DANBURY, Conn. - For more than a decade they toiled in the strange, boxy-looking building on the hill above the municipal airport, the building with no windows (except in the cafeteria), the building filled with secrets.
They wore protective white jumpsuits, and had to walk through air-shower chambers before entering the sanitized "cleanroom" where the equipment was stored.
They spoke in code.
Few knew the true identity of "the customer" they met in a smoke-filled, wood-paneled conference room where the phone lines were scrambled. When they traveled, they sometimes used false names.
At one point in the 1970s, there were more than 1,000 people in the Danbury area working on The Secret. And though they worked long hours under intense deadlines, sometimes missing family holidays and anniversaries, they could tell no one - not even their wives and children - what they did.
They were engineers, scientists, draftsmen and inventors - "real cloak-and-dagger guys," says Fred Marra, 78, with a hearty laugh.
He is sitting in the food court at the Danbury Fair mall, where a group of retired co-workers from the former Perkin-Elmer Corp. gather for a weekly coffee. Gray-haired now and hard of hearing, they have been meeting here for 18 years. But until recently, they were forbidden to speak about the greatest achievement of their professional lives.
"Ah, Hexagon," Ed Newton says, gleefully exhaling the word that stills feels almost treasonous to utter in public.
It was dubbed "Big Bird," and it was considered the most successful space spy satellite program of the Cold War era

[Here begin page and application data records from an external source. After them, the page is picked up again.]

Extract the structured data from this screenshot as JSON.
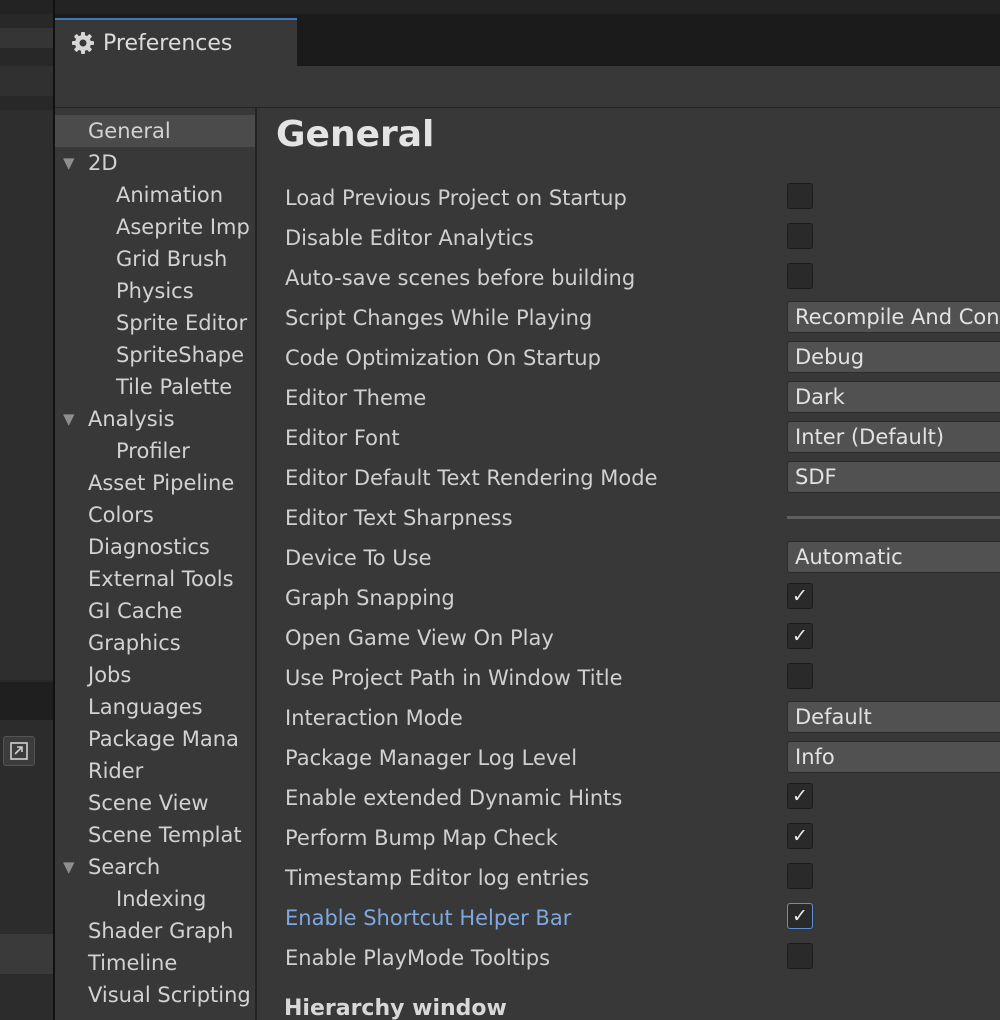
{
  "window": {
    "tab_title": "Preferences"
  },
  "sidebar": {
    "items": [
      {
        "label": "General",
        "selected": true
      },
      {
        "label": "2D",
        "expanded": true
      },
      {
        "label": "Animation"
      },
      {
        "label": "Aseprite Imp"
      },
      {
        "label": "Grid Brush"
      },
      {
        "label": "Physics"
      },
      {
        "label": "Sprite Editor"
      },
      {
        "label": "SpriteShape"
      },
      {
        "label": "Tile Palette"
      },
      {
        "label": "Analysis",
        "expanded": true
      },
      {
        "label": "Profiler"
      },
      {
        "label": "Asset Pipeline"
      },
      {
        "label": "Colors"
      },
      {
        "label": "Diagnostics"
      },
      {
        "label": "External Tools"
      },
      {
        "label": "GI Cache"
      },
      {
        "label": "Graphics"
      },
      {
        "label": "Jobs"
      },
      {
        "label": "Languages"
      },
      {
        "label": "Package Mana"
      },
      {
        "label": "Rider"
      },
      {
        "label": "Scene View"
      },
      {
        "label": "Scene Templat"
      },
      {
        "label": "Search",
        "expanded": true
      },
      {
        "label": "Indexing"
      },
      {
        "label": "Shader Graph"
      },
      {
        "label": "Timeline"
      },
      {
        "label": "Visual Scripting"
      }
    ]
  },
  "main": {
    "title": "General",
    "settings": [
      {
        "label": "Load Previous Project on Startup",
        "type": "checkbox",
        "checked": false
      },
      {
        "label": "Disable Editor Analytics",
        "type": "checkbox",
        "checked": false
      },
      {
        "label": "Auto-save scenes before building",
        "type": "checkbox",
        "checked": false
      },
      {
        "label": "Script Changes While Playing",
        "type": "dropdown",
        "value": "Recompile And Continue Playing"
      },
      {
        "label": "Code Optimization On Startup",
        "type": "dropdown",
        "value": "Debug"
      },
      {
        "label": "Editor Theme",
        "type": "dropdown",
        "value": "Dark"
      },
      {
        "label": "Editor Font",
        "type": "dropdown",
        "value": "Inter (Default)"
      },
      {
        "label": "Editor Default Text Rendering Mode",
        "type": "dropdown",
        "value": "SDF"
      },
      {
        "label": "Editor Text Sharpness",
        "type": "slider"
      },
      {
        "label": "Device To Use",
        "type": "dropdown",
        "value": "Automatic"
      },
      {
        "label": "Graph Snapping",
        "type": "checkbox",
        "checked": true
      },
      {
        "label": "Open Game View On Play",
        "type": "checkbox",
        "checked": true
      },
      {
        "label": "Use Project Path in Window Title",
        "type": "checkbox",
        "checked": false
      },
      {
        "label": "Interaction Mode",
        "type": "dropdown",
        "value": "Default"
      },
      {
        "label": "Package Manager Log Level",
        "type": "dropdown",
        "value": "Info"
      },
      {
        "label": "Enable extended Dynamic Hints",
        "type": "checkbox",
        "checked": true
      },
      {
        "label": "Perform Bump Map Check",
        "type": "checkbox",
        "checked": true
      },
      {
        "label": "Timestamp Editor log entries",
        "type": "checkbox",
        "checked": false
      },
      {
        "label": "Enable Shortcut Helper Bar",
        "type": "checkbox",
        "checked": true,
        "focused": true
      },
      {
        "label": "Enable PlayMode Tooltips",
        "type": "checkbox",
        "checked": false
      }
    ],
    "next_section": "Hierarchy window"
  },
  "icons": {
    "tab_icon": "gear-icon",
    "popout": "popout-icon"
  },
  "colors": {
    "accent": "#3a79bb",
    "highlight_label": "#7fa8de",
    "panel": "#383838"
  }
}
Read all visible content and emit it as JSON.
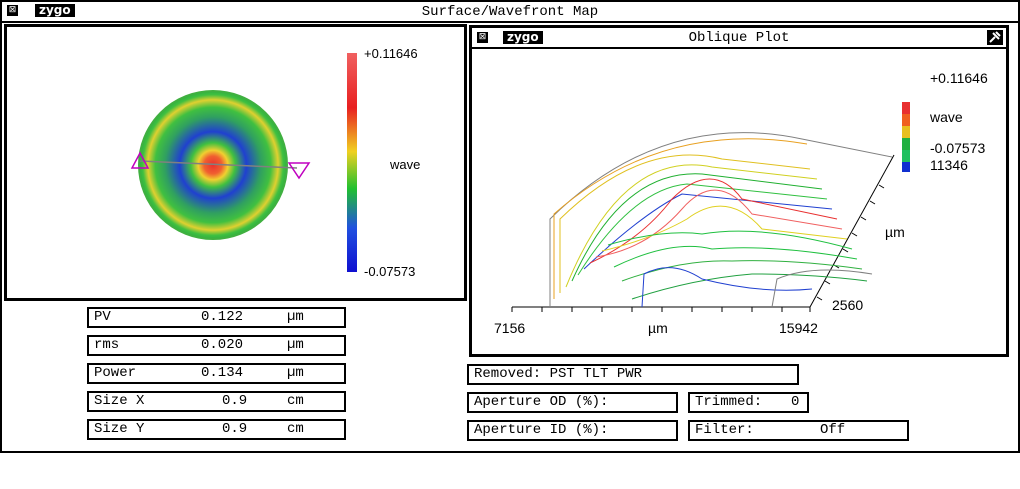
{
  "window": {
    "title": "Surface/Wavefront Map",
    "logo": "zygo",
    "close_glyph": "⊠"
  },
  "surface_map": {
    "colorbar_max": "+0.11646",
    "colorbar_min": "-0.07573",
    "colorbar_unit": "wave"
  },
  "oblique_plot": {
    "title": "Oblique Plot",
    "logo": "zygo",
    "close_glyph": "⊠",
    "colorbar_max": "+0.11646",
    "colorbar_min": "-0.07573",
    "colorbar_unit": "wave",
    "colorbar_extra": "11346",
    "x_axis_min": "7156",
    "x_axis_max": "15942",
    "x_axis_unit": "µm",
    "y_axis_unit": "µm",
    "y_axis_value": "2560"
  },
  "results": [
    {
      "label": "PV",
      "value": "0.122",
      "unit": "µm"
    },
    {
      "label": "rms",
      "value": "0.020",
      "unit": "µm"
    },
    {
      "label": "Power",
      "value": "0.134",
      "unit": "µm"
    },
    {
      "label": "Size X",
      "value": "0.9",
      "unit": "cm"
    },
    {
      "label": "Size Y",
      "value": "0.9",
      "unit": "cm"
    }
  ],
  "info": {
    "removed": "Removed: PST TLT PWR",
    "aperture_od": "Aperture OD (%):",
    "aperture_id": "Aperture ID (%):",
    "trimmed_label": "Trimmed:",
    "trimmed_value": "0",
    "filter_label": "Filter:",
    "filter_value": "Off"
  },
  "colors": {
    "red": "#e83030",
    "orange": "#f5a020",
    "yellow": "#e8e020",
    "green": "#20c040",
    "blue": "#1030d0"
  }
}
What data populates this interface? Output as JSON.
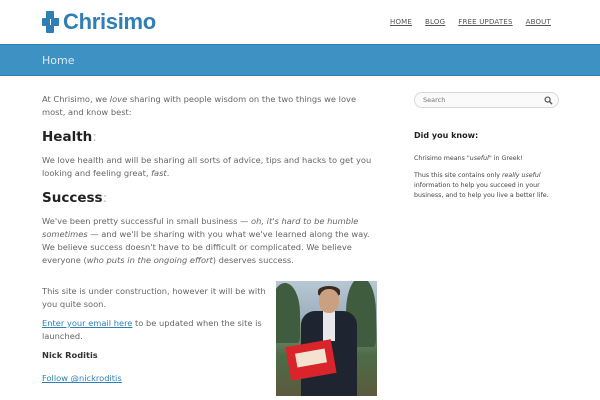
{
  "site": {
    "name": "Chrisimo",
    "nav": [
      "HOME",
      "BLOG",
      "FREE UPDATES",
      "ABOUT"
    ]
  },
  "banner": {
    "title": "Home"
  },
  "main": {
    "intro_pre": "At Chrisimo, we ",
    "intro_em": "love",
    "intro_post": " sharing with people wisdom on the two things we love most, and know best:",
    "health_heading": "Health",
    "health_text_pre": "We love health and will be sharing all sorts of advice, tips and hacks to get you looking and feeling great, ",
    "health_text_em": "fast",
    "health_text_post": ".",
    "success_heading": "Success",
    "success_pre": "We've been pretty successful in small business — ",
    "success_em1": "oh, it's hard to be humble sometimes",
    "success_mid": "  — and we'll be sharing with you what we've learned along the way. We believe success doesn't have to be difficult or complicated. We believe everyone (",
    "success_em2": "who puts in the ongoing effort",
    "success_post": ") deserves success.",
    "construction": "This site is under construction, however it will be with you quite soon.",
    "email_link": "Enter your email here",
    "email_post": " to be updated when the site is launched.",
    "author": "Nick Roditis",
    "twitter_link": "Follow @nickroditis"
  },
  "sidebar": {
    "search_placeholder": "Search",
    "did_you_know": "Did you know:",
    "meaning_pre": "Chrisimo means \"",
    "meaning_em": "useful",
    "meaning_post": "\" in Greek!",
    "para_pre": "Thus this site contains only ",
    "para_em": "really useful",
    "para_post": " information to help you succeed in your business, and to help you live a better life."
  },
  "colors": {
    "brand": "#2f7fb5",
    "banner": "#3d91c3"
  }
}
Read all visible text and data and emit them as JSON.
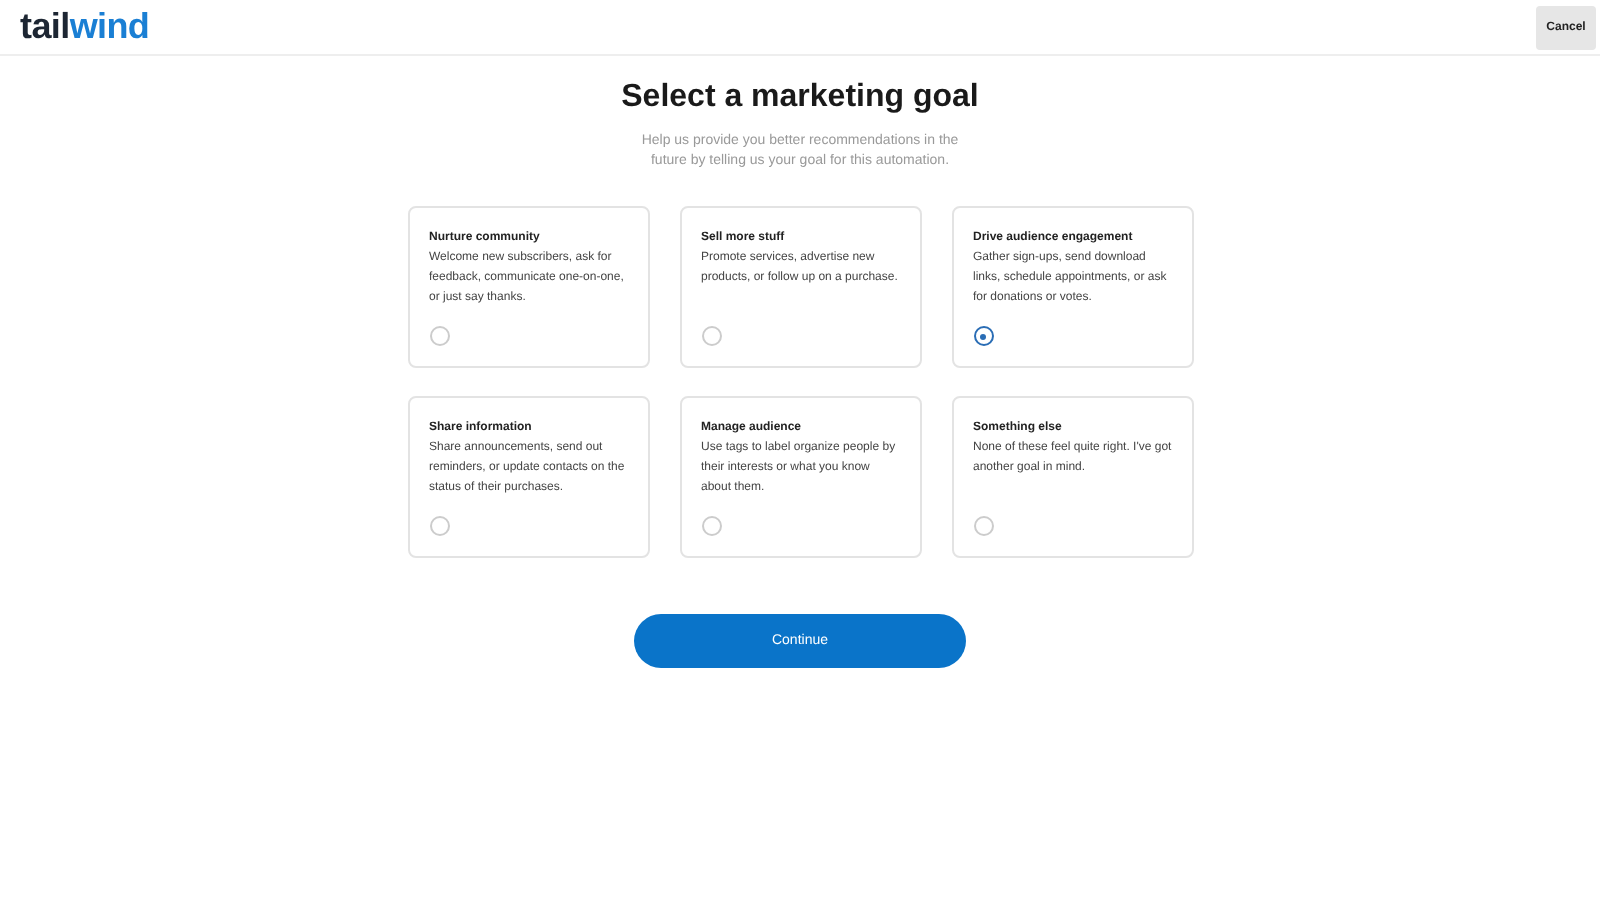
{
  "logo": {
    "part_1": "tail",
    "part_2": "wind"
  },
  "cancel_button": "Cancel",
  "title": "Select a marketing goal",
  "subtitle": "Help us provide you better recommendations in the future by telling us your goal for this automation.",
  "goals": [
    {
      "title": "Nurture community",
      "description": "Welcome new subscribers, ask for feedback, communicate one-on-one, or just say thanks.",
      "selected": false
    },
    {
      "title": "Sell more stuff",
      "description": "Promote services, advertise new products, or follow up on a purchase.",
      "selected": false
    },
    {
      "title": "Drive audience engagement",
      "description": "Gather sign-ups, send download links, schedule appointments, or ask for donations or votes.",
      "selected": true
    },
    {
      "title": "Share information",
      "description": "Share announcements, send out reminders, or update contacts on the status of their purchases.",
      "selected": false
    },
    {
      "title": "Manage audience",
      "description": "Use tags to label organize people by their interests or what you know about them.",
      "selected": false
    },
    {
      "title": "Something else",
      "description": "None of these feel quite right. I've got another goal in mind.",
      "selected": false
    }
  ],
  "continue_button": "Continue"
}
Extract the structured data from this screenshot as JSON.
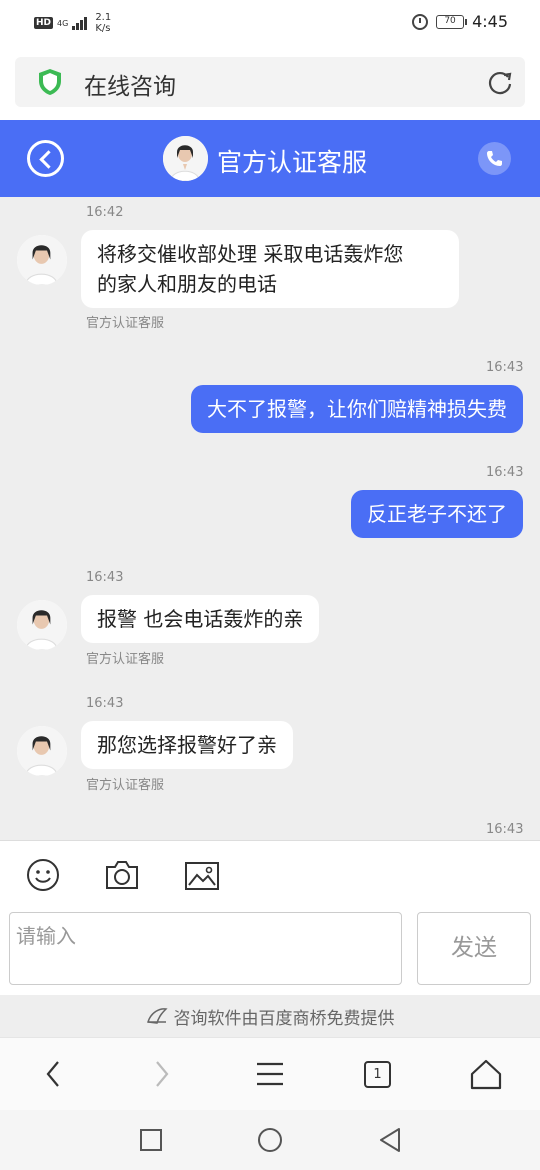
{
  "status_bar": {
    "hd": "HD",
    "network": "4G",
    "speed_value": "2.1",
    "speed_unit": "K/s",
    "battery": "70",
    "time": "4:45"
  },
  "browser": {
    "page_title": "在线咨询",
    "tab_count": "1"
  },
  "chat_header": {
    "title": "官方认证客服"
  },
  "messages": [
    {
      "time": "16:42",
      "side": "in",
      "text_line1": "将移交催收部处理 采取电话轰炸您",
      "text_line2": "的家人和朋友的电话",
      "sender": "官方认证客服"
    },
    {
      "time": "16:43",
      "side": "out",
      "text": "大不了报警，让你们赔精神损失费"
    },
    {
      "time": "16:43",
      "side": "out",
      "text": "反正老子不还了"
    },
    {
      "time": "16:43",
      "side": "in",
      "text": "报警 也会电话轰炸的亲",
      "sender": "官方认证客服"
    },
    {
      "time": "16:43",
      "side": "in",
      "text": "那您选择报警好了亲",
      "sender": "官方认证客服"
    },
    {
      "time": "16:43"
    }
  ],
  "input": {
    "placeholder": "请输入",
    "send_label": "发送"
  },
  "footer": {
    "powered_by": "咨询软件由百度商桥免费提供"
  },
  "colors": {
    "accent": "#4a6ef5",
    "chat_bg": "#eeeeee"
  }
}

From 1971 to 1986 a total of 20 satellites were launched, each containing 60 miles of film and sophisticated cameras that orbited the earth snapping vast, panoramic photographs of the Soviet Union, China and other potential foes. The film was shot back through the earth's atmosphere in buckets that parachuted over the Pacific Ocean, where C-130 Air Force planes snagged them with grappling hooks.
The scale, ambition and sheer ingenuity of Hexagon KH-9 was breathtaking. The fact that 19 out of 20 launches were successful (the final mission blew up because the booster rockets failed) is astonishing.
So, too, is the human tale of the 45-year-old secret that many took to their graves.
Hexagon was declassified in September. Finally Marra, Newton and others can tell the world what they worked on all those years at "the office."
"My name is Al Gayhart, and I built spy satellites for a living," announced the 64-year-old retired engineer to the stunned bartender in his local tavern as soon as he learned of the declassification. He proudly repeats the line any chance he gets.
"It was intensely demanding, thrilling and the greatest experience of my life," says Gayhart, who was hired straight from college and was one of the youngest members of the Hexagon "brotherhood."
He describes the white-hot excitement as teams pored over hand-drawings and worked on endless technical problems, using "slide-rules and advanced degrees" (There were no computers.), knowing they were part of such a complicated space project. The intensity would increase as launch deadlines loomed and on the days when "the customer" - the CIA and later the Air Force - came for briefings. On at least one occasion, former President George H.W. Bush, who was then CIA director, flew into Danbury for a tour of the plant.
Though other companies were part of the project - Eastman Kodak made the film and Lockheed Corp. built the satellite - the cameras and optics systems were all made at Perkin-Elmer, then the biggest employer in Danbury.
"There were many days we arrived in the dark and left in the dark," says retired engineer Paul Brickmeier, 70.
Joseph Prusak, 76, said when he was briefed on Hexagon, he wondered if he had made the biggest mistake of his life.
"I thought they were crazy," said Prusak, who had worked as an engineer on earlier civil space projects. "They envisaged a satellite that was 60 foot long and 30,000 pounds and supplying film at speeds of 200 inches per second. The precision and complexity blew my mind."
Several years later, after numerous successful launches, he was shown what Hexagon was capable of - an image of his own house in suburban Fairfield.
"This was light years before Google Earth," Prusak said. "And we could clearly see the pool in my backyard."
There had been earlier space spy satellites - Corona and Gambit. But neither had the resolution or sophistication of Hexagon, which took close-range pictures of Soviet missiles, submarine pens and air bases, even entire battalions on war exercises.
According to the National Reconnaissance Office, a single Hexagon frame covered a ground distance of 370 nautical miles, about the distance from Washington to Cincinnati. Early Hexagons averaged 124 days in space, but as the satellites became more sophisticated, later missions lasted twice as long.
"At the height of the Cold War, our ability to receive this kind of technical intelligence was incredible," says space historian Dwayne Day. "We needed to know what they were doing and where they were doing it, and in particular if they were preparing to invade Western Europe. Hexagon created a tremendous amount of stability because it meant American decision-makers were not operating in the dark."